[What you have to do]:
Restate the listing below exactly, images excluded.

[Records for the task]:
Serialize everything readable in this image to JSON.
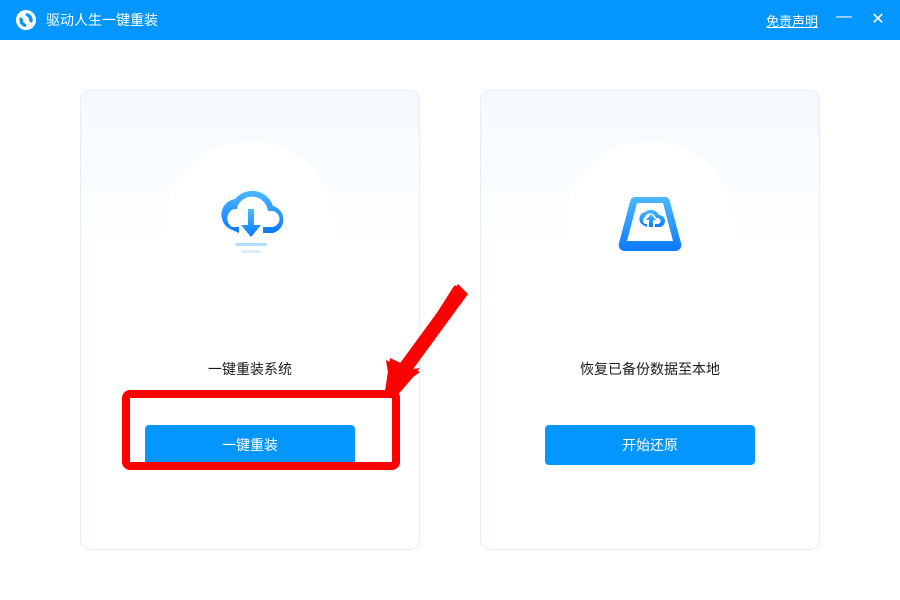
{
  "titlebar": {
    "app_title": "驱动人生一键重装",
    "disclaimer": "免责声明"
  },
  "cards": {
    "reinstall": {
      "title": "一键重装系统",
      "button_label": "一键重装",
      "icon": "cloud-download-icon"
    },
    "restore": {
      "title": "恢复已备份数据至本地",
      "button_label": "开始还原",
      "icon": "drive-upload-icon"
    }
  },
  "colors": {
    "primary": "#0396ff",
    "highlight": "#ff0000"
  }
}
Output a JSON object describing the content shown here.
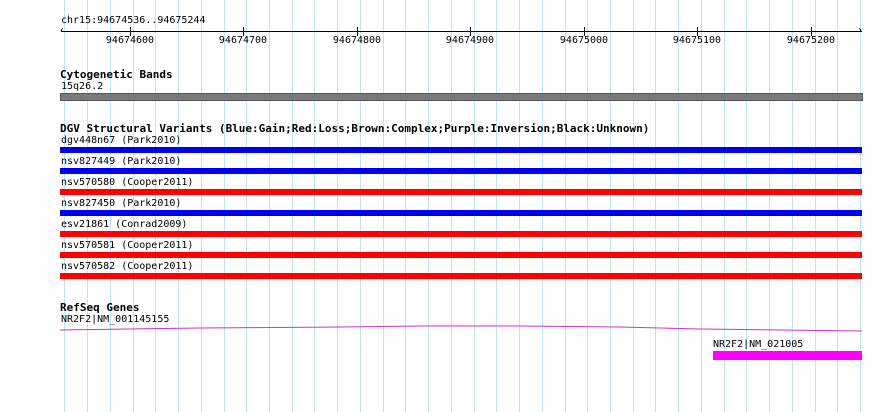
{
  "location": "chr15:94674536..94675244",
  "ruler": {
    "ticks": [
      "94674600",
      "94674700",
      "94674800",
      "94674900",
      "94675000",
      "94675100",
      "94675200"
    ]
  },
  "cytoband": {
    "title": "Cytogenetic Bands",
    "band": "15q26.2"
  },
  "dgv": {
    "title": "DGV Structural Variants (Blue:Gain;Red:Loss;Brown:Complex;Purple:Inversion;Black:Unknown)",
    "features": [
      {
        "label": "dgv448n67 (Park2010)",
        "color": "#0000ee"
      },
      {
        "label": "nsv827449 (Park2010)",
        "color": "#0000ee"
      },
      {
        "label": "nsv570580 (Cooper2011)",
        "color": "#ff0000"
      },
      {
        "label": "nsv827450 (Park2010)",
        "color": "#0000ee"
      },
      {
        "label": "esv21861 (Conrad2009)",
        "color": "#ff0000"
      },
      {
        "label": "nsv570581 (Cooper2011)",
        "color": "#ff0000"
      },
      {
        "label": "nsv570582 (Cooper2011)",
        "color": "#ff0000"
      }
    ]
  },
  "refseq": {
    "title": "RefSeq Genes",
    "genes": [
      {
        "label": "NR2F2|NM_001145155",
        "color": "#cc33cc"
      },
      {
        "label": "NR2F2|NM_021005",
        "color": "#ff00ff"
      }
    ]
  }
}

[Your solution]:
Serialize everything readable in this image to JSON.
{
  "titlebar": {
    "app_title": "驱动人生一键重装",
    "disclaimer": "免责声明"
  },
  "cards": {
    "reinstall": {
      "title": "一键重装系统",
      "button_label": "一键重装",
      "icon": "cloud-download-icon"
    },
    "restore": {
      "title": "恢复已备份数据至本地",
      "button_label": "开始还原",
      "icon": "drive-upload-icon"
    }
  },
  "colors": {
    "primary": "#0396ff",
    "highlight": "#ff0000"
  }
}
Output a JSON object describing the content shown here.
{
  "location": "chr15:94674536..94675244",
  "ruler": {
    "ticks": [
      "94674600",
      "94674700",
      "94674800",
      "94674900",
      "94675000",
      "94675100",
      "94675200"
    ]
  },
  "cytoband": {
    "title": "Cytogenetic Bands",
    "band": "15q26.2"
  },
  "dgv": {
    "title": "DGV Structural Variants (Blue:Gain;Red:Loss;Brown:Complex;Purple:Inversion;Black:Unknown)",
    "features": [
      {
        "label": "dgv448n67 (Park2010)",
        "color": "#0000ee"
      },
      {
        "label": "nsv827449 (Park2010)",
        "color": "#0000ee"
      },
      {
        "label": "nsv570580 (Cooper2011)",
        "color": "#ff0000"
      },
      {
        "label": "nsv827450 (Park2010)",
        "color": "#0000ee"
      },
      {
        "label": "esv21861 (Conrad2009)",
        "color": "#ff0000"
      },
      {
        "label": "nsv570581 (Cooper2011)",
        "color": "#ff0000"
      },
      {
        "label": "nsv570582 (Cooper2011)",
        "color": "#ff0000"
      }
    ]
  },
  "refseq": {
    "title": "RefSeq Genes",
    "genes": [
      {
        "label": "NR2F2|NM_001145155",
        "color": "#cc33cc"
      },
      {
        "label": "NR2F2|NM_021005",
        "color": "#ff00ff"
      }
    ]
  }
}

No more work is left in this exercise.